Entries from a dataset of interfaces
###

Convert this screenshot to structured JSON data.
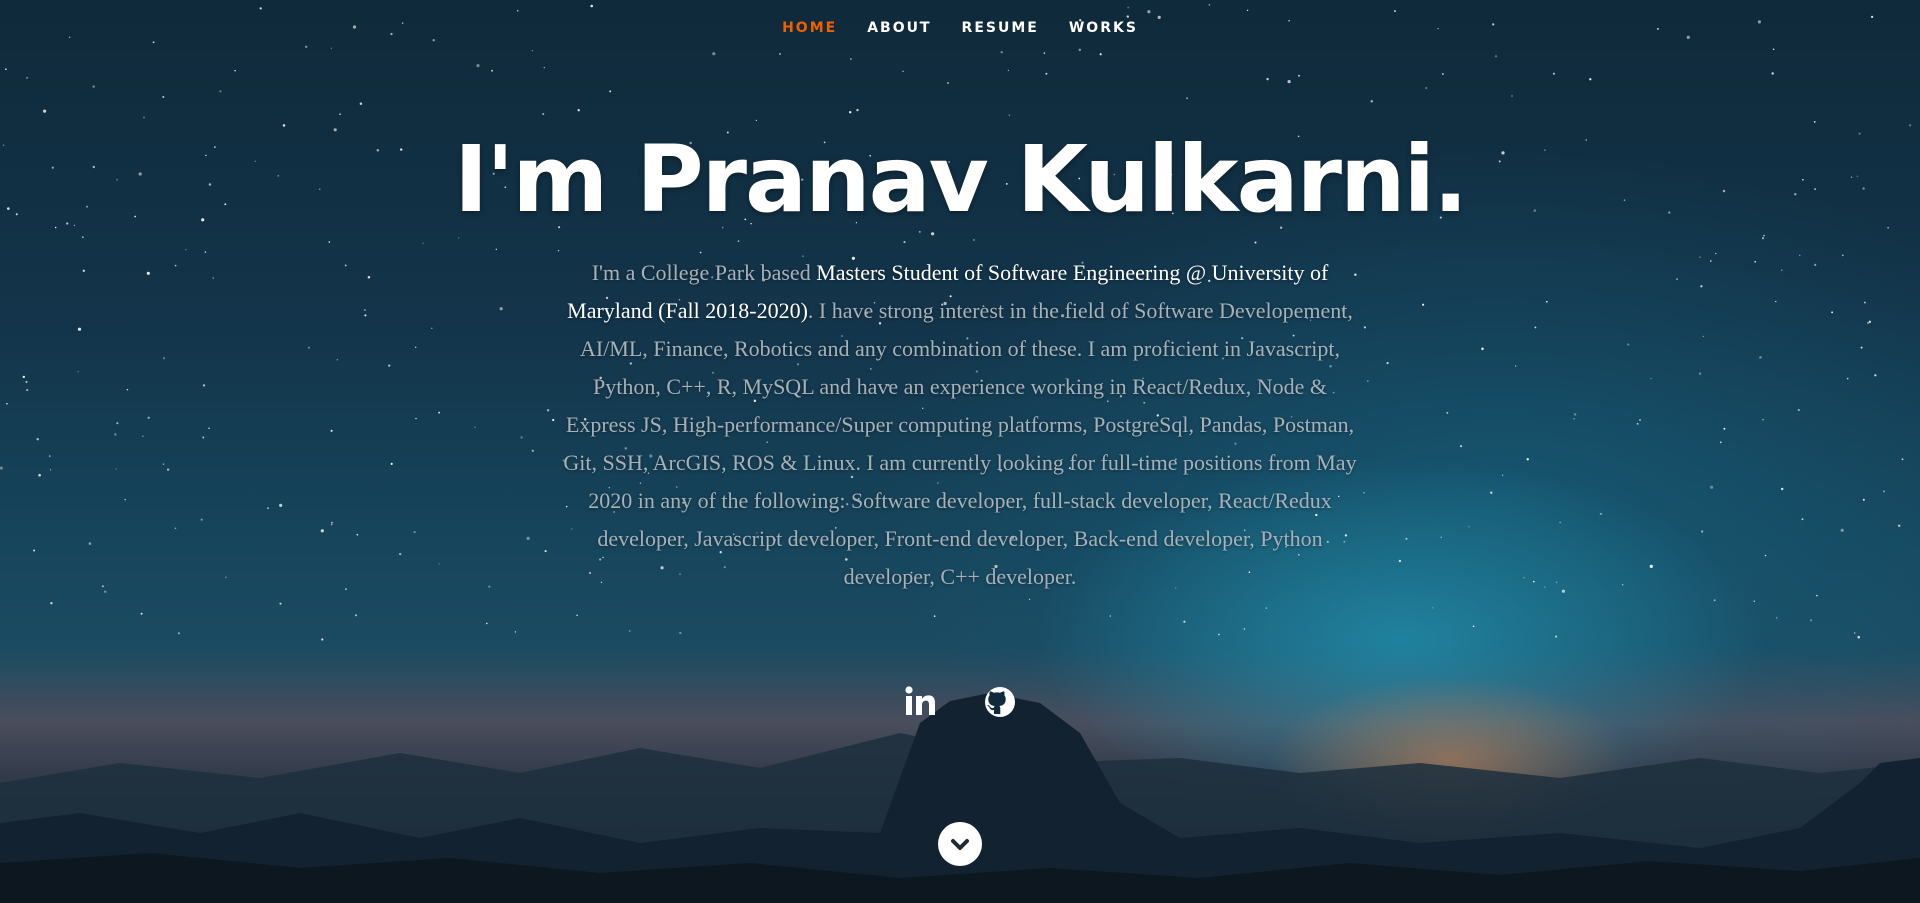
{
  "nav": {
    "items": [
      {
        "label": "HOME",
        "active": true
      },
      {
        "label": "ABOUT",
        "active": false
      },
      {
        "label": "RESUME",
        "active": false
      },
      {
        "label": "WORKS",
        "active": false
      }
    ],
    "active_color": "#f06000"
  },
  "hero": {
    "title": "I'm Pranav Kulkarni.",
    "bio_intro": "I'm a College Park based ",
    "bio_highlight": "Masters Student of Software Engineering @ University of Maryland (Fall 2018-2020)",
    "bio_rest": ". I have strong interest in the field of Software Developement, AI/ML, Finance, Robotics and any combination of these. I am proficient in Javascript, Python, C++, R, MySQL and have an experience working in React/Redux, Node & Express JS, High-performance/Super computing platforms, PostgreSql, Pandas, Postman, Git, SSH, ArcGIS, ROS & Linux. I am currently looking for full-time positions from May 2020 in any of the following: Software developer, full-stack developer, React/Redux developer, Javascript developer, Front-end developer, Back-end developer, Python developer, C++ developer."
  },
  "social": {
    "linkedin_icon": "linkedin-icon",
    "github_icon": "github-icon"
  },
  "scroll": {
    "icon": "chevron-down-icon"
  }
}
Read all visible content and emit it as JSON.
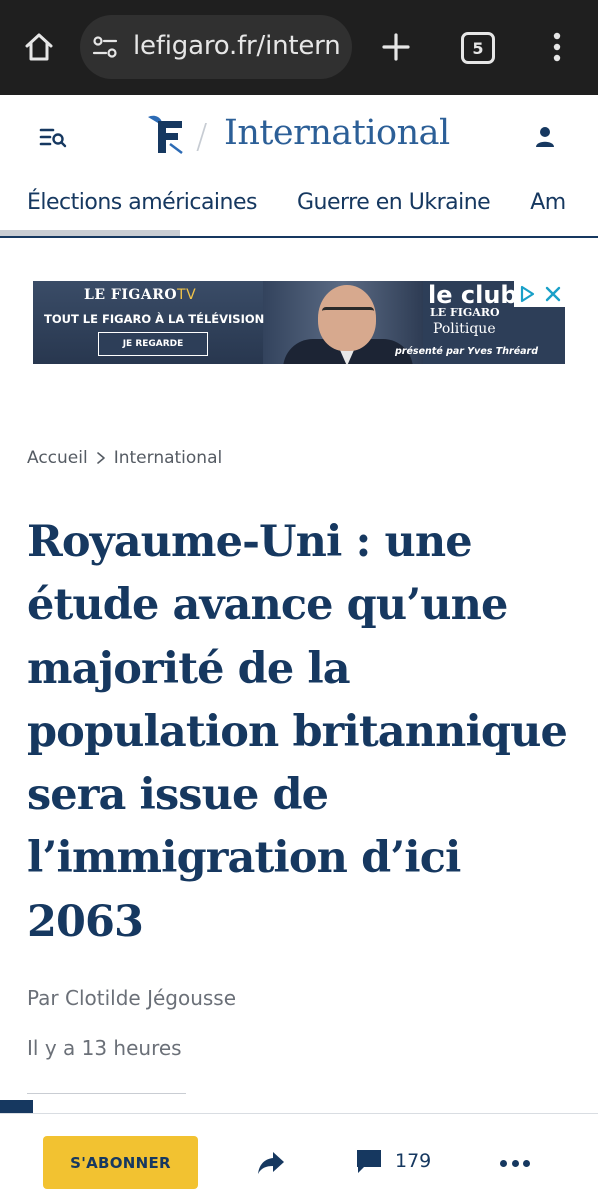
{
  "browser": {
    "url": "lefigaro.fr/intern",
    "tab_count": "5",
    "icons": [
      "home-icon",
      "site-settings-icon",
      "plus-icon",
      "tabs-icon",
      "more-vert-icon"
    ]
  },
  "header": {
    "section_title": "International",
    "icons": [
      "search-menu-icon",
      "le-figaro-logo",
      "account-icon"
    ]
  },
  "nav": {
    "items": [
      "Élections américaines",
      "Guerre en Ukraine",
      "Am"
    ]
  },
  "ad": {
    "brand": "LE FIGARO",
    "brand_tv": "TV",
    "tagline": "TOUT LE FIGARO À LA TÉLÉVISION",
    "cta": "JE REGARDE",
    "club_title": "le club",
    "club_brand": "LE FIGARO",
    "club_section": "Politique",
    "club_host": "présenté par Yves Thréard",
    "icons": [
      "adchoices-icon",
      "close-icon"
    ]
  },
  "article": {
    "breadcrumb": [
      "Accueil",
      "International"
    ],
    "headline": "Royaume-Uni : une étude avance qu’une majorité de la population britannique sera issue de l’immigration d’ici 2063",
    "byline": "Par Clotilde Jégousse",
    "timestamp": "Il y a 13 heures"
  },
  "actions": {
    "subscribe_label": "S'ABONNER",
    "comments_count": "179",
    "icons": [
      "share-icon",
      "comment-icon",
      "more-horiz-icon"
    ]
  },
  "colors": {
    "navy": "#163860",
    "section_blue": "#2c5f97",
    "subscribe_yellow": "#f2c231",
    "browser_dark": "#1f1f1f"
  }
}
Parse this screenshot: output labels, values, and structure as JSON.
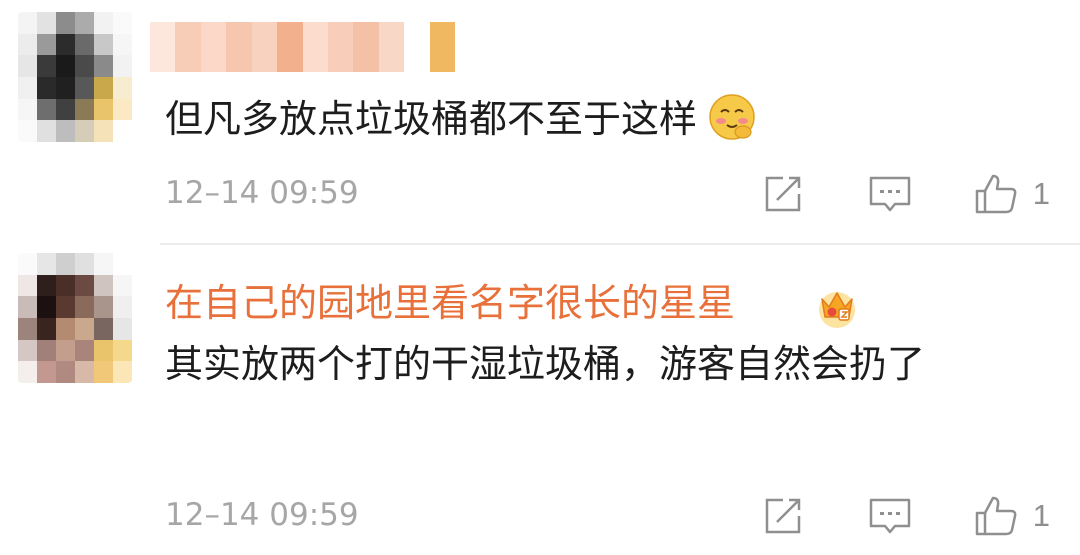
{
  "comments": [
    {
      "username": "",
      "text": "但凡多放点垃圾桶都不至于这样",
      "emoji": "blush-emoji-icon",
      "time": "12–14 09:59",
      "likes": "1"
    },
    {
      "username": "在自己的园地里看名字很长的星星",
      "badge": "vip-crown-badge-icon",
      "text": "其实放两个打的干湿垃圾桶，游客自然会扔了",
      "time": "12–14 09:59",
      "likes": "1"
    }
  ],
  "colors": {
    "username": "#e8703a",
    "text": "#1d1d1d",
    "meta": "#a6a6a6",
    "icon": "#8f8f8f"
  }
}
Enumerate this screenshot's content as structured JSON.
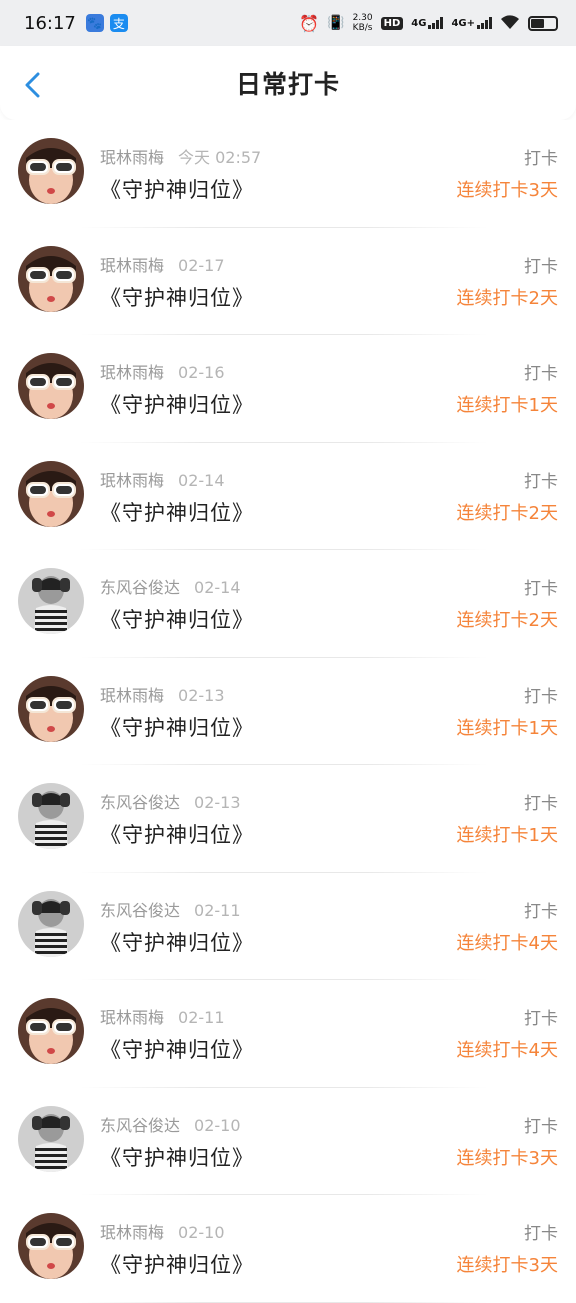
{
  "status": {
    "time": "16:17",
    "speed_value": "2.30",
    "speed_unit": "KB/s",
    "hd_label": "HD",
    "net1": "4G",
    "net2": "4G+"
  },
  "header": {
    "title": "日常打卡"
  },
  "items": [
    {
      "user": "珉林雨梅",
      "date": "今天 02:57",
      "book": "《守护神归位》",
      "type": "打卡",
      "streak": "连续打卡3天",
      "avatar": "sunglasses"
    },
    {
      "user": "珉林雨梅",
      "date": "02-17",
      "book": "《守护神归位》",
      "type": "打卡",
      "streak": "连续打卡2天",
      "avatar": "sunglasses"
    },
    {
      "user": "珉林雨梅",
      "date": "02-16",
      "book": "《守护神归位》",
      "type": "打卡",
      "streak": "连续打卡1天",
      "avatar": "sunglasses"
    },
    {
      "user": "珉林雨梅",
      "date": "02-14",
      "book": "《守护神归位》",
      "type": "打卡",
      "streak": "连续打卡2天",
      "avatar": "sunglasses"
    },
    {
      "user": "东风谷俊达",
      "date": "02-14",
      "book": "《守护神归位》",
      "type": "打卡",
      "streak": "连续打卡2天",
      "avatar": "striped"
    },
    {
      "user": "珉林雨梅",
      "date": "02-13",
      "book": "《守护神归位》",
      "type": "打卡",
      "streak": "连续打卡1天",
      "avatar": "sunglasses"
    },
    {
      "user": "东风谷俊达",
      "date": "02-13",
      "book": "《守护神归位》",
      "type": "打卡",
      "streak": "连续打卡1天",
      "avatar": "striped"
    },
    {
      "user": "东风谷俊达",
      "date": "02-11",
      "book": "《守护神归位》",
      "type": "打卡",
      "streak": "连续打卡4天",
      "avatar": "striped"
    },
    {
      "user": "珉林雨梅",
      "date": "02-11",
      "book": "《守护神归位》",
      "type": "打卡",
      "streak": "连续打卡4天",
      "avatar": "sunglasses"
    },
    {
      "user": "东风谷俊达",
      "date": "02-10",
      "book": "《守护神归位》",
      "type": "打卡",
      "streak": "连续打卡3天",
      "avatar": "striped"
    },
    {
      "user": "珉林雨梅",
      "date": "02-10",
      "book": "《守护神归位》",
      "type": "打卡",
      "streak": "连续打卡3天",
      "avatar": "sunglasses"
    }
  ],
  "colors": {
    "accent": "#2d8ee0",
    "streak": "#f5843a"
  }
}
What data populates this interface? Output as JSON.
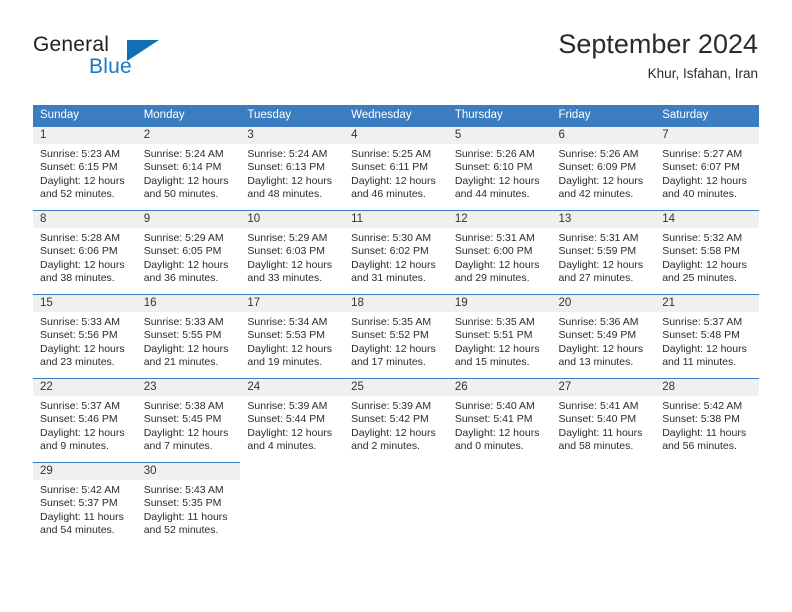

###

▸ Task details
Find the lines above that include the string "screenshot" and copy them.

▸ Problem solution
Convert this screenshot to structured JSON data.
Parse this screenshot: output labels, values, and structure as JSON.
Enumerate this screenshot's content as structured JSON.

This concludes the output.